This is a guide for executors about their role, their obligations and what is involved in managing and finalising an estate.
The executor’s role is to personally carry out the wishes of the will maker as specified in the will and is a position of great trust. The executor must always act in the best interests of the estate and the beneficiaries and cannot intermingle his or her interests with the estate.
The executor is responsible for managing and protecting all of the assets of the estate until they are distributed. The executor is also responsible for paying all of the liabilities of the estate.
An executor should keep full and accurate records of how the estate has been managed and provide a summary of the estate’s transactions to the beneficiaries.
An executor cannot take sides with one of the beneficiaries if there is a dispute.
The executor must at all times act with care, and in the interests of the beneficiaries, must endeavour to administer the estate in accordance with any direction or power in the will as quickly as possible.
The executor may be liable in damages to beneficiaries for negligence in respect of any avoidable delay which results in loss to the beneficiaries either in relation to lost investment income or a lost opportunity to invest.
The executor is responsible for making funeral arrangements and should follow any directions in the will in relation to those arrangements but is not bound to do so. The executor should consult with the family about the funeral arrangements. The reasonable cost of the funeral is an expense of the estate but the executor should be careful not to incur expenses beyond the available funds in the estate.
As the executor is responsible for deciding whether the body is to be buried or cremated. Also the executor may be asked whether the organs can be donated. This is the decision of the executor usually in consultation with the next of kin. The executor should check the will for directions in regard to the body of the deceased. A direction that the body is not to be cremated is binding on the executor.
It is not usual in Australia to have a formal reading of the will. In New South Wales the Succession Act specifies who is entitled to a copy of the will. The executor should consult with an experienced legal practitioner as to who is entitled before releasing a copy of the will to anyone.
The executor is responsible for the safekeeping of the assets of the estate. The executor should:
- identify the deceased’s beneficiaries
- ascertain what are the deceased’s assets and make a list as soon as possible (consideration should also be given to digital assets e.g. photographs, social media & email accounts)
- ensure that assets are adequately insured where necessary
- ensure that items such as jewellery & paintings are adequately secured
- consider whether the locks to property need to be changed
- ascertain what are the deceased’s liabilities (including tax)
- ascertain if there is a superannuation death benefit payable
- ascertain if the deceased had life insurance

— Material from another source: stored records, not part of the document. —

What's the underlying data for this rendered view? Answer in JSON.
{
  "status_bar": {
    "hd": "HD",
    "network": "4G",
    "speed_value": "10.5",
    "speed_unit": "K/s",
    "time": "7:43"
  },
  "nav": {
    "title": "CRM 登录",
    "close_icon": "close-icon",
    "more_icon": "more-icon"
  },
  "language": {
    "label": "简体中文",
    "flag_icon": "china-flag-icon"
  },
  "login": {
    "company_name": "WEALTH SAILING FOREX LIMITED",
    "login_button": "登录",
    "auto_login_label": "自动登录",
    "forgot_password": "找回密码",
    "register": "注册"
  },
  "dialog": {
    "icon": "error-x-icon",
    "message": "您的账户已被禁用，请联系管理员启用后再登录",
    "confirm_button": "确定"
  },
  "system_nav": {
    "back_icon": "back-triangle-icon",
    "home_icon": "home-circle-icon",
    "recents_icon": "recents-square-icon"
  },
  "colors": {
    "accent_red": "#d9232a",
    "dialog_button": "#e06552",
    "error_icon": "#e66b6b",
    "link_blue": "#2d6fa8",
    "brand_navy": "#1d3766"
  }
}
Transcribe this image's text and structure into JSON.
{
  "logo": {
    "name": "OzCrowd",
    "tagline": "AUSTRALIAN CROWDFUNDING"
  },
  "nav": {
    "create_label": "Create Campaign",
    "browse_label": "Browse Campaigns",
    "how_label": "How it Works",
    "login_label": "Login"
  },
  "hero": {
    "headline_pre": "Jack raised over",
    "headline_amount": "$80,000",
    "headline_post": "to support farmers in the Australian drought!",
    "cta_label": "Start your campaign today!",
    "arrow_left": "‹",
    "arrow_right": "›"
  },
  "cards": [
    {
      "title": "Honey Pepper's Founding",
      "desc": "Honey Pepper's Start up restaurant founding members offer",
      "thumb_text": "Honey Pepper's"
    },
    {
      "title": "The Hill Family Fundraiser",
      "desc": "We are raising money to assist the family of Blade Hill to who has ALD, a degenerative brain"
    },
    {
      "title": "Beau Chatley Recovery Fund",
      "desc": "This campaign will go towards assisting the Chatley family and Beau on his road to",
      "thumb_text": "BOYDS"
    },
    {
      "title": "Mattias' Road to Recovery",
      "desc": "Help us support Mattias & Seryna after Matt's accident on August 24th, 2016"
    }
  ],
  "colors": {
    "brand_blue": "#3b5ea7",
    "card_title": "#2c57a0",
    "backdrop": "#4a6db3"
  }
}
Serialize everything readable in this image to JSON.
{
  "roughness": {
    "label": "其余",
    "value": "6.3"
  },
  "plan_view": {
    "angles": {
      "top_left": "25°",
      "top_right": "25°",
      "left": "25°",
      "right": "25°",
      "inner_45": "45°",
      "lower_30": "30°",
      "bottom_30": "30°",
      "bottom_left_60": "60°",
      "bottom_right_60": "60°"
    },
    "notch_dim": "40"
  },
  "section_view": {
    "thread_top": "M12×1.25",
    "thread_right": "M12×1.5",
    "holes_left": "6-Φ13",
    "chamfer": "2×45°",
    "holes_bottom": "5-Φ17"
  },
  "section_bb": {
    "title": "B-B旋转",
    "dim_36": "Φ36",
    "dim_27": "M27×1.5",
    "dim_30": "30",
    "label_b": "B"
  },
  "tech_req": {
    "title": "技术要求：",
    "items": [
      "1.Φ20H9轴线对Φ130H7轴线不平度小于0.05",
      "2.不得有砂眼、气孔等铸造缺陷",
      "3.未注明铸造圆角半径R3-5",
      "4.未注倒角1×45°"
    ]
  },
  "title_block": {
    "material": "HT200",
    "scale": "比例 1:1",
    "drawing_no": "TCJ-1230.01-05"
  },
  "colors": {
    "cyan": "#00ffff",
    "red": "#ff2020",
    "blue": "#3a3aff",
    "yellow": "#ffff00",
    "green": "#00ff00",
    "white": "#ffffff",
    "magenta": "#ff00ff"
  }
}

- redirect or collect the deceased’s mail
The executor must apply for (within 6 months of the date of death) and obtain a Grant of Probate, except in the case of estates with only jointly owned property or small bank accounts or personal items.
A Grant of Probate is a Supreme Court order that is issued by the Registrar of the court as a result of the executor complying with the stringent court Rules. In some situations the process is judicial and requires the making of the order by a Judge of the Supreme Court.
The Grant of Probate is necessary to give the executor the legal right to deal with certain assets in the estate such as real estate, shares and money in bank accounts. Those assets cannot be transferred, collected or sold unless a Grant is obtained.
After the Grant of Probate is obtained the executor must properly administer the estate by collecting any income, transferring and/or selling the assets, filing tax returns and paying any outstanding tax and satisfying the liabilities of the estate.
The executor is entitled to apply to the court for a commission, if the executor wishes to do so.
The executor has a final duty to distribute the estate in accordance with the terms of the will or any supervening court order.
The executor should keep the beneficiaries informed of progress with the estate, the date and amount of likely distribution, and if there is some unavoidable delay, inform them promptly explaining the reason.
The executor must realise that where a professional such as a solicitor or accountant is retained to carry out executor or real work, costs of such work are payable by the executor, although the costs of general estate administration are payable by the estate. The executor is entitled to reimbursement of any properly incurred costs paid by the executor in respect of the administration of the estate.
The administration of an estate and the role of the executor can be complex and time-consuming. In most cases it involves knowledge of the law of wills and succession and Supreme Court procedures together with access to the prescribed documents and forms.
At Best Practice Lawyers we recommend that executors instruct an appropriately qualified lawyer to provide professional advice and to ensure that the estate is administered properly. This will avoid the executor having personal liability to the beneficiaries of the estate for any aspect of the administration that is not carried out correctly or in accordance with the law.